START EXTRACTED INFORMATION

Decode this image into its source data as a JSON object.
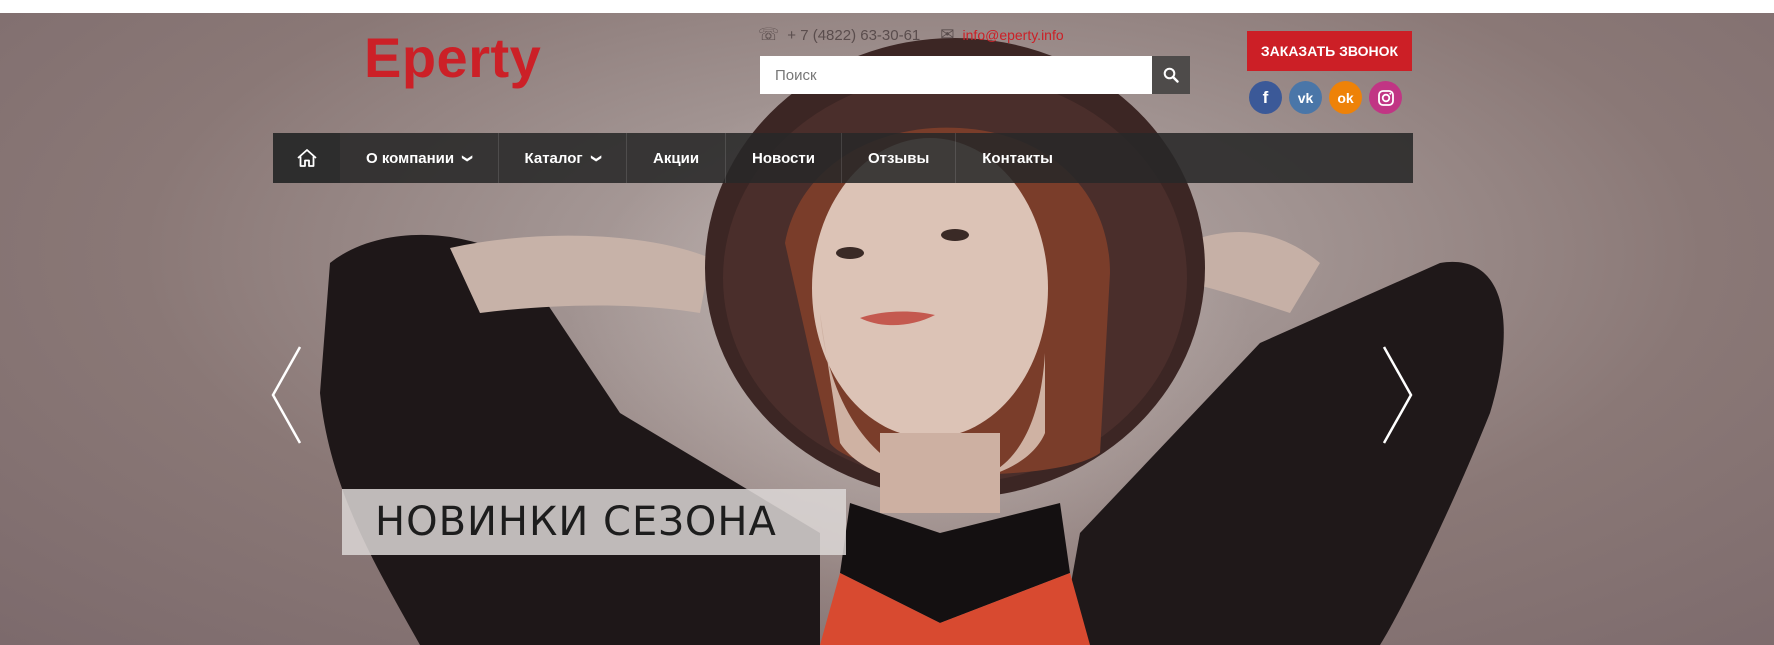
{
  "header": {
    "logo": "Eperty",
    "phone": "+ 7 (4822) 63-30-61",
    "email": "info@eperty.info",
    "search_placeholder": "Поиск",
    "callback_label": "ЗАКАЗАТЬ ЗВОНОК",
    "socials": [
      {
        "name": "facebook",
        "glyph": "f",
        "color": "#3b5998"
      },
      {
        "name": "vkontakte",
        "glyph": "vk",
        "color": "#4a76a8"
      },
      {
        "name": "odnoklassniki",
        "glyph": "ok",
        "color": "#ee8208"
      },
      {
        "name": "instagram",
        "glyph": "ig",
        "color": "#c13584"
      }
    ]
  },
  "nav": {
    "home_icon": "home-icon",
    "items": [
      {
        "label": "О компании",
        "dropdown": true
      },
      {
        "label": "Каталог",
        "dropdown": true
      },
      {
        "label": "Акции",
        "dropdown": false
      },
      {
        "label": "Новости",
        "dropdown": false
      },
      {
        "label": "Отзывы",
        "dropdown": false
      },
      {
        "label": "Контакты",
        "dropdown": false
      }
    ]
  },
  "slider": {
    "caption": "НОВИНКИ СЕЗОНА",
    "prev_icon": "chevron-left-icon",
    "next_icon": "chevron-right-icon"
  },
  "colors": {
    "accent": "#cc1f26",
    "nav_bg": "#2d2d2d"
  }
}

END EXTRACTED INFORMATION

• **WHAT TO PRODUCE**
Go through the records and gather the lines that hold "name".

• **ANSWER TO THIS TASK**
        "name": "facebook",
        "name": "vkontakte",
        "name": "odnoklassniki",
        "name": "instagram",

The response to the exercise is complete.